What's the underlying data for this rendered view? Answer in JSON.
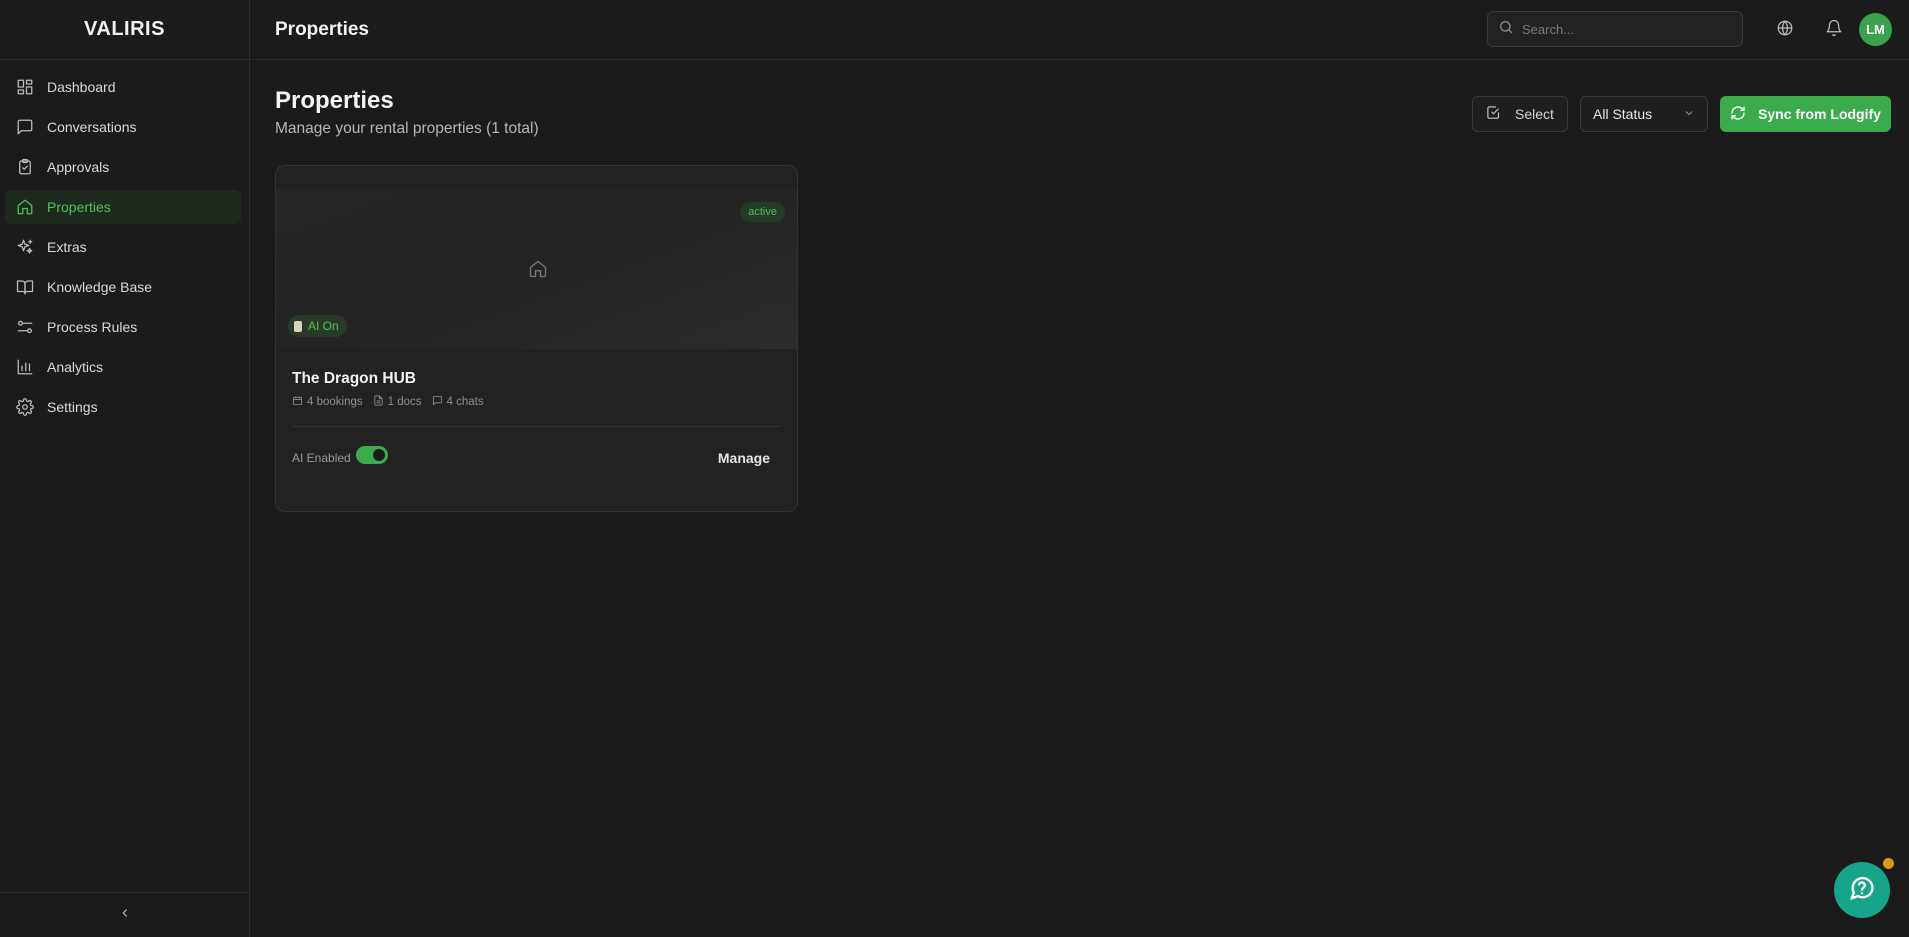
{
  "app": {
    "brand": "VALIRIS"
  },
  "sidebar": {
    "items": [
      {
        "label": "Dashboard",
        "icon": "dashboard-icon",
        "active": false
      },
      {
        "label": "Conversations",
        "icon": "message-square-icon",
        "active": false
      },
      {
        "label": "Approvals",
        "icon": "clipboard-check-icon",
        "active": false
      },
      {
        "label": "Properties",
        "icon": "home-icon",
        "active": true
      },
      {
        "label": "Extras",
        "icon": "sparkles-icon",
        "active": false
      },
      {
        "label": "Knowledge Base",
        "icon": "book-open-icon",
        "active": false
      },
      {
        "label": "Process Rules",
        "icon": "sliders-icon",
        "active": false
      },
      {
        "label": "Analytics",
        "icon": "bar-chart-icon",
        "active": false
      },
      {
        "label": "Settings",
        "icon": "gear-icon",
        "active": false
      }
    ],
    "collapse_icon": "chevron-left-icon"
  },
  "topbar": {
    "title": "Properties",
    "search_placeholder": "Search...",
    "avatar_initials": "LM"
  },
  "page": {
    "title": "Properties",
    "subtitle": "Manage your rental properties (1 total)",
    "select_label": "Select",
    "status_filter": "All Status",
    "sync_label": "Sync from Lodgify"
  },
  "properties": [
    {
      "name": "The Dragon HUB",
      "status": "active",
      "ai_badge": "AI On",
      "bookings": "4 bookings",
      "docs": "1 docs",
      "chats": "4 chats",
      "ai_enabled_label": "AI Enabled",
      "ai_enabled": true,
      "manage_label": "Manage"
    }
  ],
  "colors": {
    "accent": "#3cab4b",
    "background": "#1b1b1b",
    "help_button": "#17a589",
    "notification_dot": "#d99a16"
  }
}
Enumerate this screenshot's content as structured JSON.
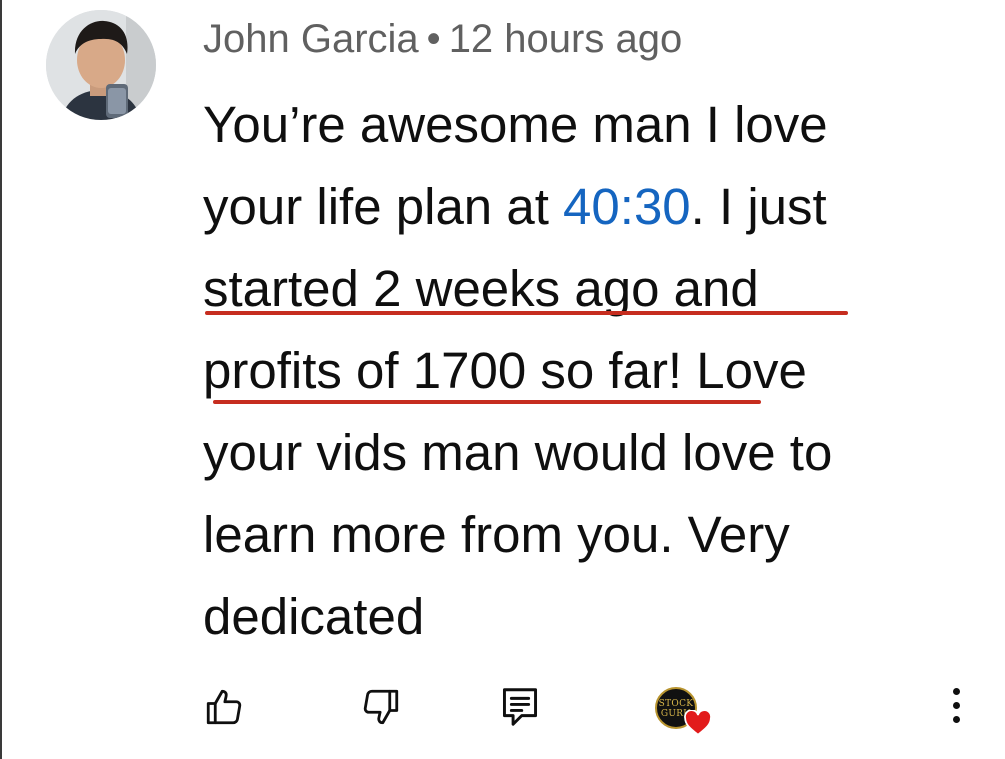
{
  "comment": {
    "author": "John Garcia",
    "separator": "•",
    "time_ago": "12 hours ago",
    "text_lines": [
      {
        "before": "You’re awesome man I love"
      },
      {
        "before": "your life plan at ",
        "link": "40:30",
        "after": ". I just"
      },
      {
        "before": "started 2 weeks ago and"
      },
      {
        "before": "profits of 1700 so far! Love"
      },
      {
        "before": "your vids man would love to"
      },
      {
        "before": "learn more from you. Very"
      },
      {
        "before": "dedicated"
      }
    ]
  },
  "actions": {
    "like_icon": "thumbs-up-icon",
    "dislike_icon": "thumbs-down-icon",
    "reply_icon": "reply-comment-icon",
    "creator_heart": {
      "channel_badge_text": [
        "STOCK",
        "GURU"
      ],
      "heart_icon": "heart-icon",
      "heart_color": "#e21b1b"
    },
    "more_icon": "more-vertical-icon"
  },
  "colors": {
    "link": "#1565c0",
    "meta_text": "#606060",
    "annotation_underline": "#c62d1f"
  }
}
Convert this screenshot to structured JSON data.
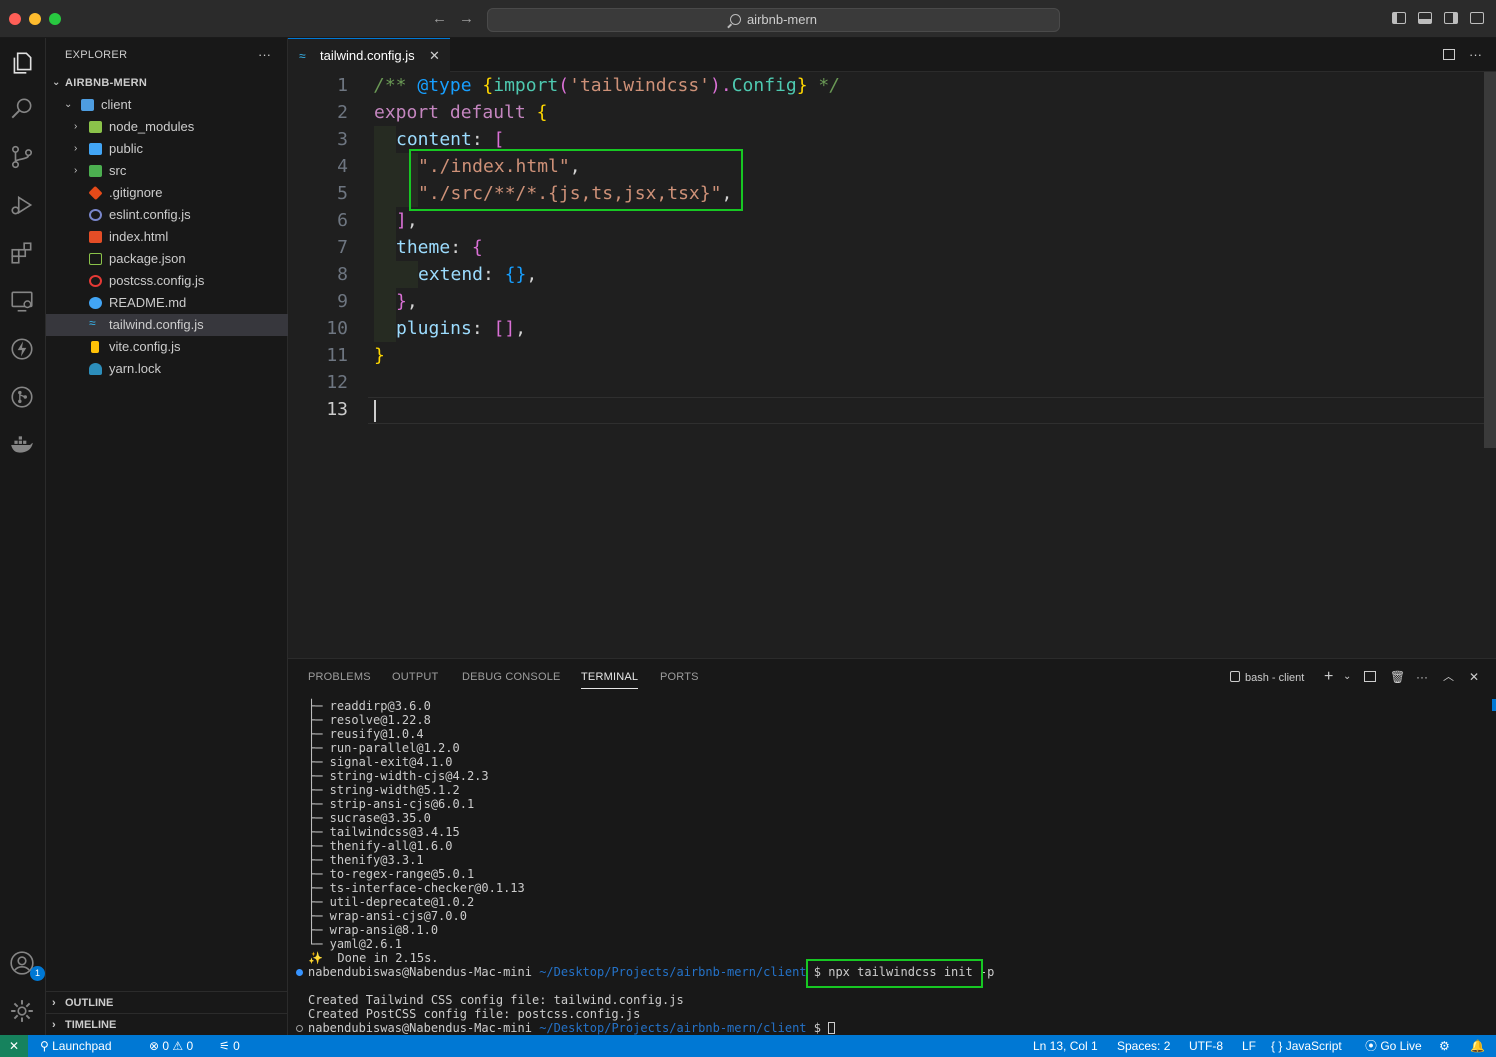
{
  "window": {
    "title": "airbnb-mern"
  },
  "sidebar": {
    "header": "EXPLORER",
    "more": "···",
    "project": "AIRBNB-MERN",
    "items": [
      {
        "label": "client",
        "chev": "⌄"
      },
      {
        "label": "node_modules",
        "chev": "›"
      },
      {
        "label": "public",
        "chev": "›"
      },
      {
        "label": "src",
        "chev": "›"
      },
      {
        "label": ".gitignore"
      },
      {
        "label": "eslint.config.js"
      },
      {
        "label": "index.html"
      },
      {
        "label": "package.json"
      },
      {
        "label": "postcss.config.js"
      },
      {
        "label": "README.md"
      },
      {
        "label": "tailwind.config.js"
      },
      {
        "label": "vite.config.js"
      },
      {
        "label": "yarn.lock"
      }
    ],
    "outline": "OUTLINE",
    "timeline": "TIMELINE"
  },
  "tab": {
    "label": "tailwind.config.js"
  },
  "editor": {
    "line_numbers": [
      "1",
      "2",
      "3",
      "4",
      "5",
      "6",
      "7",
      "8",
      "9",
      "10",
      "11",
      "12",
      "13"
    ],
    "lines": [
      [
        "/** ",
        "@type",
        " {",
        "import",
        "(",
        "'tailwindcss'",
        ").",
        "Config",
        "}",
        " */"
      ],
      [
        "export default ",
        "{"
      ],
      [
        "content",
        ": ",
        "["
      ],
      [
        "\"./index.html\"",
        ","
      ],
      [
        "\"./src/**/*.{js,ts,jsx,tsx}\"",
        ","
      ],
      [
        "]",
        ","
      ],
      [
        "theme",
        ": ",
        "{"
      ],
      [
        "extend",
        ": ",
        "{}",
        ","
      ],
      [
        "}",
        ","
      ],
      [
        "plugins",
        ": ",
        "[]",
        ","
      ],
      [
        "}"
      ]
    ]
  },
  "panel": {
    "tabs": [
      "PROBLEMS",
      "OUTPUT",
      "DEBUG CONSOLE",
      "TERMINAL",
      "PORTS"
    ],
    "shell": "bash - client",
    "terminal_lines": [
      "├─ readdirp@3.6.0",
      "├─ resolve@1.22.8",
      "├─ reusify@1.0.4",
      "├─ run-parallel@1.2.0",
      "├─ signal-exit@4.1.0",
      "├─ string-width-cjs@4.2.3",
      "├─ string-width@5.1.2",
      "├─ strip-ansi-cjs@6.0.1",
      "├─ sucrase@3.35.0",
      "├─ tailwindcss@3.4.15",
      "├─ thenify-all@1.6.0",
      "├─ thenify@3.3.1",
      "├─ to-regex-range@5.0.1",
      "├─ ts-interface-checker@0.1.13",
      "├─ util-deprecate@1.0.2",
      "├─ wrap-ansi-cjs@7.0.0",
      "├─ wrap-ansi@8.1.0",
      "└─ yaml@2.6.1",
      "✨  Done in 2.15s."
    ],
    "prompt_user": "nabendubiswas@Nabendus-Mac-mini",
    "prompt_path": "~/Desktop/Projects/airbnb-mern/client",
    "prompt_symbol": "$",
    "command": "npx tailwindcss init -p",
    "output": [
      "Created Tailwind CSS config file: tailwind.config.js",
      "Created PostCSS config file: postcss.config.js"
    ]
  },
  "status": {
    "remote": "✕",
    "launchpad": "Launchpad",
    "errors": "0",
    "warnings": "0",
    "ports": "0",
    "position": "Ln 13, Col 1",
    "spaces": "Spaces: 2",
    "encoding": "UTF-8",
    "eol": "LF",
    "language": "JavaScript",
    "golive": "Go Live"
  },
  "accounts_badge": "1",
  "colors": {
    "accent": "#0078d4",
    "highlight": "#17c723",
    "statusbar": "#0078d4"
  }
}
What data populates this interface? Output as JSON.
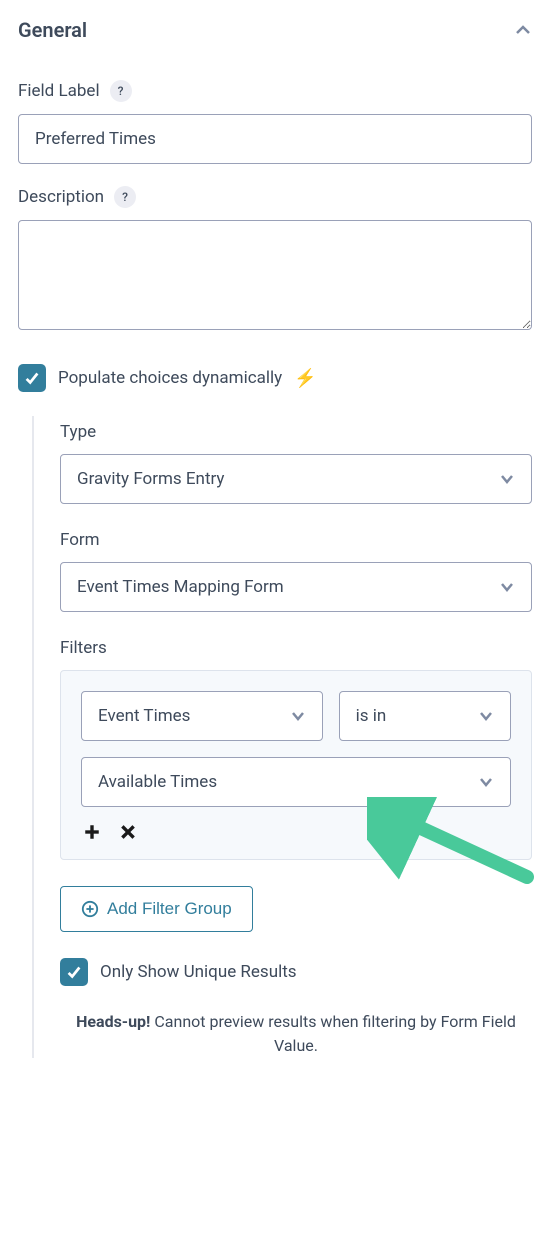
{
  "section": {
    "title": "General"
  },
  "fieldLabel": {
    "label": "Field Label",
    "value": "Preferred Times"
  },
  "description": {
    "label": "Description",
    "value": ""
  },
  "populate": {
    "label": "Populate choices dynamically"
  },
  "type": {
    "label": "Type",
    "value": "Gravity Forms Entry"
  },
  "form": {
    "label": "Form",
    "value": "Event Times Mapping Form"
  },
  "filters": {
    "label": "Filters",
    "field": "Event Times",
    "operator": "is in",
    "value": "Available Times"
  },
  "addFilterGroup": {
    "label": "Add Filter Group"
  },
  "uniqueResults": {
    "label": "Only Show Unique Results"
  },
  "headsup": {
    "prefix": "Heads-up!",
    "text": " Cannot preview results when filtering by Form Field Value."
  }
}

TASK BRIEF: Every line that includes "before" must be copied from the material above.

YOUR SOLUTION:
        "before": "You’re awesome man I love"
        "before": "your life plan at ",
        "before": "started 2 weeks ago and"
        "before": "profits of 1700 so far! Love"
        "before": "your vids man would love to"
        "before": "learn more from you. Very"
        "before": "dedicated"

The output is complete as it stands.